This week I had the privilege to see Danny Boyle's new prouction of Frankenstein at the National Theatre, starring Benedict Cumberbatch and Jonny Lee Miller. Although the production is sold out until the end of this run (April, but I'm sure it'll be back again, and two performances are to be shown live in cinemas during March), I'd had the good fortune to score a couple of seats, two rows back snuggled into the curve of the stage, within spitting distance of the action. Which proved to be spell binding, particularly the shocking opening section. At the start, the stage is empty, save for a large, upright oval covered in what looks like parchment, or the skin of a drum. It was possible to discern a shape inside this oval, soon revealed to be the monster, as he burst through it into life, as if leaving a womb. Previous versions of Frankenstein that I've seen have shown the monster on a surgical table, animated into life by a surge of electricity. But this monster, played by Benedict Cumberbatch, emerged into his life alone, writhing and gasping as he learnt how to use his body. Our proximity to this scene made this so intimate, the actor was stark naked, with scars and blood all over his body. It made me think about how shocking it would be to be so suddenly human; the skills and physical awareness babies learn gradually, would have to be grasped all at once. Cumberbatch is astonishing, in total contrast to his fast talking portrayal of Sherlock Holmes, he showed himself to be a masterful physical actor, as first of all his monster learnt he had hands, arms and then legs, stumbling in pain as he discovered how to use his body.
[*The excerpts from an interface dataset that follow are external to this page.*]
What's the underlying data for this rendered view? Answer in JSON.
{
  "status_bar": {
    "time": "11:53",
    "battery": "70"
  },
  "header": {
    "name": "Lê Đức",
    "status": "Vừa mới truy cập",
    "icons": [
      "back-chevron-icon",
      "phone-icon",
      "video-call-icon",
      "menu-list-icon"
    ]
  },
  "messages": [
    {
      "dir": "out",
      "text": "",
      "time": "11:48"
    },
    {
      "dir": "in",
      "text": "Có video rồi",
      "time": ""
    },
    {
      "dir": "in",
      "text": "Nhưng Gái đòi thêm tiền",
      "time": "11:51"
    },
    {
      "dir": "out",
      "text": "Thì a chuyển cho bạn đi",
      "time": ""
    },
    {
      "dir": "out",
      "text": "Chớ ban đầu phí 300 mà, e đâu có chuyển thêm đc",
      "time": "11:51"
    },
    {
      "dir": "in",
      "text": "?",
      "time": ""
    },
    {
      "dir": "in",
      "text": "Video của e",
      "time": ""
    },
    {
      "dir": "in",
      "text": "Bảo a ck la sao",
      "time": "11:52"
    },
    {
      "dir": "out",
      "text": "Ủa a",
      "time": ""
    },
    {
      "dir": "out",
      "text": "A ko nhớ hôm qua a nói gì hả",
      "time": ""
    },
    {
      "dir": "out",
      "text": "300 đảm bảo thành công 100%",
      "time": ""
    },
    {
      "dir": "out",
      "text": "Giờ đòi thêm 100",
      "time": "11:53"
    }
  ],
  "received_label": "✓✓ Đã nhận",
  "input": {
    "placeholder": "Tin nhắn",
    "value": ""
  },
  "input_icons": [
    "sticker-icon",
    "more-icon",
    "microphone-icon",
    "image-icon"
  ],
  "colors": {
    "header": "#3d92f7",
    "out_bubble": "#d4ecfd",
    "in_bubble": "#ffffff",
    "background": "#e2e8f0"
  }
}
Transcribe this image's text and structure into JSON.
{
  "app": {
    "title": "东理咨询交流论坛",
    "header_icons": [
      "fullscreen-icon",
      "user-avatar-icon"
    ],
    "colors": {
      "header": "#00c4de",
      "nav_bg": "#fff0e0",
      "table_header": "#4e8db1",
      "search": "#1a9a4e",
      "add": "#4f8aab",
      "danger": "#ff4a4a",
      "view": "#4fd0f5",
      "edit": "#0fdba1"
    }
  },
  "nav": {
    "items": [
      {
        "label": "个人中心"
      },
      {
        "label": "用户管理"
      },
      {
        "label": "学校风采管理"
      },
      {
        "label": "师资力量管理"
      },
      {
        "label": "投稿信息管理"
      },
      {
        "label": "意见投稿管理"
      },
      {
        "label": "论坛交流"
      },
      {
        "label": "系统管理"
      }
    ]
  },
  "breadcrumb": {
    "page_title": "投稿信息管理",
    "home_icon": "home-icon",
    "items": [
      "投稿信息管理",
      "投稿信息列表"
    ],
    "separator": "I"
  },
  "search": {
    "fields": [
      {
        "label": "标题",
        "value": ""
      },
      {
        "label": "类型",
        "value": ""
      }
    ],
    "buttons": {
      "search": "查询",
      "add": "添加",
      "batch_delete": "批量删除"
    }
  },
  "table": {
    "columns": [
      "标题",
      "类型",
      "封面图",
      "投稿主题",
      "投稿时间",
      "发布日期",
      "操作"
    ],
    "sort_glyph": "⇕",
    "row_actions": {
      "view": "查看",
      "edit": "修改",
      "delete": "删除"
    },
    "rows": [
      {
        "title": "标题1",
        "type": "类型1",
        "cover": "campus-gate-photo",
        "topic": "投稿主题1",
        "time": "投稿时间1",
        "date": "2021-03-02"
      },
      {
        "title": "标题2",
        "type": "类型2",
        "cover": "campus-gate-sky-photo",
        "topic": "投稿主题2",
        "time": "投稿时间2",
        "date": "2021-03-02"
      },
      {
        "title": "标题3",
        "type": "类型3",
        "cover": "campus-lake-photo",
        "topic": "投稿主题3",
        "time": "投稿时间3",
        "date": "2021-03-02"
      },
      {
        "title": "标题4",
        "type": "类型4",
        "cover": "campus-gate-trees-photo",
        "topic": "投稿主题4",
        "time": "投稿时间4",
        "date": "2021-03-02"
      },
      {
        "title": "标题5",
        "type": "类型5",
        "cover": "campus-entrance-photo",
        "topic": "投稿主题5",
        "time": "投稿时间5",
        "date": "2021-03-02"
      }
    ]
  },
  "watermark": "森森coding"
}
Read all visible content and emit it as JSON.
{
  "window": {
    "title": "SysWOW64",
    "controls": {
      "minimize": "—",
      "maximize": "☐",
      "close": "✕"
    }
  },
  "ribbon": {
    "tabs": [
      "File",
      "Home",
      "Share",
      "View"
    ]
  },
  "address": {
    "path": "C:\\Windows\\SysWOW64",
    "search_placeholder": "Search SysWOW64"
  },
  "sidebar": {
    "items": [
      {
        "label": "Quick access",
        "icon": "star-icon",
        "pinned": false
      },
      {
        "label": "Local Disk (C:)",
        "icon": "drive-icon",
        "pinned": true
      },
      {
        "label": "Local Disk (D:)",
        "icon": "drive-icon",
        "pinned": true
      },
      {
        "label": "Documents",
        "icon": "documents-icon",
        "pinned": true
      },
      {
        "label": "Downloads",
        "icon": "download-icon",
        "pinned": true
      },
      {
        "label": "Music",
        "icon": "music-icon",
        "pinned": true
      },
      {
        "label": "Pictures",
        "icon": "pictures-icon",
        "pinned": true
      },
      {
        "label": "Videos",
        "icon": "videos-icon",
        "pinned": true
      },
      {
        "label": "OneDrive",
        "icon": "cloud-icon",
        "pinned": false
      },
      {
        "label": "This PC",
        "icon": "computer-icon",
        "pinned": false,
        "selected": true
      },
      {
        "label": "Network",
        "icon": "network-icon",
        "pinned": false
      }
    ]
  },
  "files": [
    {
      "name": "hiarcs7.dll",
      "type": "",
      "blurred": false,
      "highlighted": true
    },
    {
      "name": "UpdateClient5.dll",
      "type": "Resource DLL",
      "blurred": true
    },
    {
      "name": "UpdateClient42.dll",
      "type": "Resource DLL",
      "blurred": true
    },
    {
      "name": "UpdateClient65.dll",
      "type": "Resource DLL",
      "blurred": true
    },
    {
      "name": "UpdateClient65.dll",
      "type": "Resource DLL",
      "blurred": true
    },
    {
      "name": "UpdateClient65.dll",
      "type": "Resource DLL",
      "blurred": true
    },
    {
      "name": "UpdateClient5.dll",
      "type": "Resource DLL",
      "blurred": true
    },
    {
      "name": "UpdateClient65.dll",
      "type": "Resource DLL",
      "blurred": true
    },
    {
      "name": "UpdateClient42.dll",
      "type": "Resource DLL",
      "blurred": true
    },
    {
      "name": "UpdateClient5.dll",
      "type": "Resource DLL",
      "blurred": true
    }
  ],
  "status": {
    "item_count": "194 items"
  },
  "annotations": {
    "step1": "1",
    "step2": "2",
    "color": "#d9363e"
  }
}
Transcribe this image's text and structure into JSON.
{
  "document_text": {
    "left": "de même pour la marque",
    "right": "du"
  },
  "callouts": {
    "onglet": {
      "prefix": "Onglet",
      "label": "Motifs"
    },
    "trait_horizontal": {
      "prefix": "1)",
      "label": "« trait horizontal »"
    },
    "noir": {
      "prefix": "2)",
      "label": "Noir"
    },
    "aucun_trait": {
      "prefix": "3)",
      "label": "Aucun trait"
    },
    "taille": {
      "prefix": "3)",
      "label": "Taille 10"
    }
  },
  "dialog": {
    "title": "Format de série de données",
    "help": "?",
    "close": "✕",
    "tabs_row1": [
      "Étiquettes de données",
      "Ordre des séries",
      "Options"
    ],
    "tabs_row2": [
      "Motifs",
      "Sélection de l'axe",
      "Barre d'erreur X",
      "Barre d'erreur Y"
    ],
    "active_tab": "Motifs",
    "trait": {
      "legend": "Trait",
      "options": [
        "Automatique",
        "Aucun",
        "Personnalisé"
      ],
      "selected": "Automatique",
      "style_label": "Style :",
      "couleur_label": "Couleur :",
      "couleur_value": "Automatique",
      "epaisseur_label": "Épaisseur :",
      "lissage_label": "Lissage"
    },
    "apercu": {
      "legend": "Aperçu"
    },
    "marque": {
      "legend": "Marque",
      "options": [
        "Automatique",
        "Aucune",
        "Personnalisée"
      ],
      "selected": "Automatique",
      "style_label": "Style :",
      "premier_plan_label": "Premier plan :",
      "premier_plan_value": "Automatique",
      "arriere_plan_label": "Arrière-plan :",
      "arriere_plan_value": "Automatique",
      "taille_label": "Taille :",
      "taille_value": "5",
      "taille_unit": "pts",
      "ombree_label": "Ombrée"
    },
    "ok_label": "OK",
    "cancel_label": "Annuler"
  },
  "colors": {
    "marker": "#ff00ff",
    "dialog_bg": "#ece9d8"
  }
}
The two stars of the production, Cumberbatch and Lee Miller, are taking it turns in the two lead roles, one night being the monster, the next, Victor Frankenstein. For most performances, it's possible to choose who you see playing which part, but because this was a preview, we didn't know beforehand which would be which. Over pizza prior to the show, my friend and I had agreed that we hoped that Cumberbatch would be Frankenstein, assuming that would be the role with the most dialogue. In fact, once the monster has learned to talk, he gets most of the lines, staying more faithful to Mary Shelley's novel than adaptations usually do. He certainly gets the best lines, shouting "Now I am a man!" as he takes dreadful revenge on his creator. Frankenstein is hardly present in the first scenes, which depict the monster's education into humanity. Truth be told, Lee Miller was a bit of a let down as Frankenstein, even fluffing his lines at one point, but I have read that he makes a superb job of portraying the monster.
The staging of the play is worth the entrance fee alone. It's as if Boyle, more used these days to the wider canvas of film, has to use every inch of the stage, plus the auditorium and the ceiling. Flames flare up from a grill at the front of the stage to simulate a campfire (I thought my eyebrows were in danger of singeing), the sun shines and rain falls on the astonished monster as he encounters nature for the first time. At one point, an enormous train (symbolising the achievements of science and the advent of the industrial revolution) rides onto the stage with carousing villagers hanging off it. It's on stage for all of 30 seconds and then goes off again, having added little to the overall production, but still being a lot of fun. The only point at which I regretted our closeness to the action, was when clouds of dry ice flowed across the stage, and threatened to suffocate us.
The play does have its weaker points. Some of the supporting performances were less than stellar, particularly the role of Elizabeth, Frankenstein's fiancee. The actor in this role belongs to the school of actors that express emotion only by nodding and shaking their heads vigorously, in contrast to the intense physicality of the monster. The writing of this new play by Nick Dear is strong, except for a couple of places where overly modern idiom creeps in. The soundtrack, by Underworld, didn't work for me, it sounded too recorded, like someone had just put a cd on, and didn't work with the intensity of the live action.
The story of Frankenstein really makes you think about what it is to be human, what it is to be in this world. The newnesss of it all to the monster makes you see the absurdity of life through his eyes. When the monster cries out to demand of his creator why he was brought into the world and then abandoned, it's the cry any human could make at times about their own life. It's been filmed and played in so many versions over the last few hundred years, but by taking this production back to its origins, and focusing on the monster's story, we see it still has much to say that is relevant to our age, where science can do unspeakable things, and seldom pauses to ask why it shouldn't.